» **Data provided**
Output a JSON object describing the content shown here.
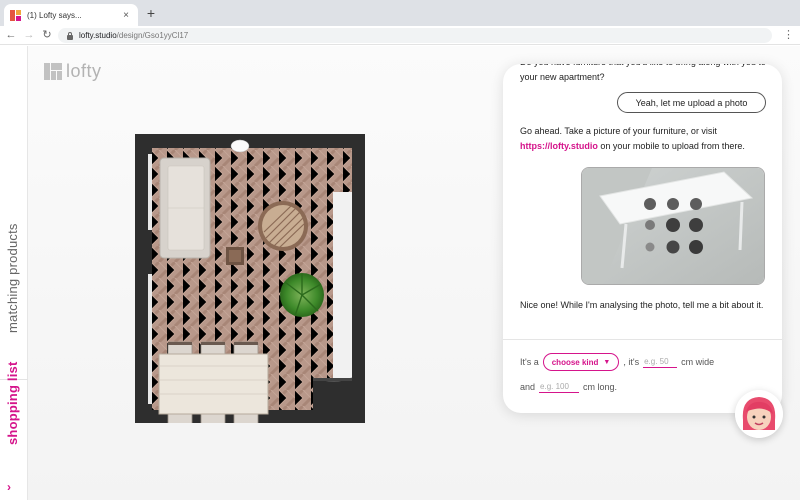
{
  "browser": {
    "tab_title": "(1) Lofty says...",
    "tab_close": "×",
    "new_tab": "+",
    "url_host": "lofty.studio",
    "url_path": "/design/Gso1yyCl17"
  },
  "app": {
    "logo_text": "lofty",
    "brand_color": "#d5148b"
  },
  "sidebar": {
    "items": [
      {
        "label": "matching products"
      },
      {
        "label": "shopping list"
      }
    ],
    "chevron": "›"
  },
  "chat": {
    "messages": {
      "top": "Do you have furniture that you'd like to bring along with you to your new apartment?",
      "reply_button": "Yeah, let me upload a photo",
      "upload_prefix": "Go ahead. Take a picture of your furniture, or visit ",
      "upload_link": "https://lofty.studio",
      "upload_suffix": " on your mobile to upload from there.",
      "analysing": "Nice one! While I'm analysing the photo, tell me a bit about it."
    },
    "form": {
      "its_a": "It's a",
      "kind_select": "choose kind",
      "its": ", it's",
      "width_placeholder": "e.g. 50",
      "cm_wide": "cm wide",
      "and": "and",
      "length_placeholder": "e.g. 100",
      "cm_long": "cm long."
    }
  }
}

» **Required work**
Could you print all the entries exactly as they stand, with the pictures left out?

» **Exercise answer**
Output a JSON object describing the content shown here.
{
  "browser": {
    "tab_title": "(1) Lofty says...",
    "tab_close": "×",
    "new_tab": "+",
    "url_host": "lofty.studio",
    "url_path": "/design/Gso1yyCl17"
  },
  "app": {
    "logo_text": "lofty",
    "brand_color": "#d5148b"
  },
  "sidebar": {
    "items": [
      {
        "label": "matching products"
      },
      {
        "label": "shopping list"
      }
    ],
    "chevron": "›"
  },
  "chat": {
    "messages": {
      "top": "Do you have furniture that you'd like to bring along with you to your new apartment?",
      "reply_button": "Yeah, let me upload a photo",
      "upload_prefix": "Go ahead. Take a picture of your furniture, or visit ",
      "upload_link": "https://lofty.studio",
      "upload_suffix": " on your mobile to upload from there.",
      "analysing": "Nice one! While I'm analysing the photo, tell me a bit about it."
    },
    "form": {
      "its_a": "It's a",
      "kind_select": "choose kind",
      "its": ", it's",
      "width_placeholder": "e.g. 50",
      "cm_wide": "cm wide",
      "and": "and",
      "length_placeholder": "e.g. 100",
      "cm_long": "cm long."
    }
  }
}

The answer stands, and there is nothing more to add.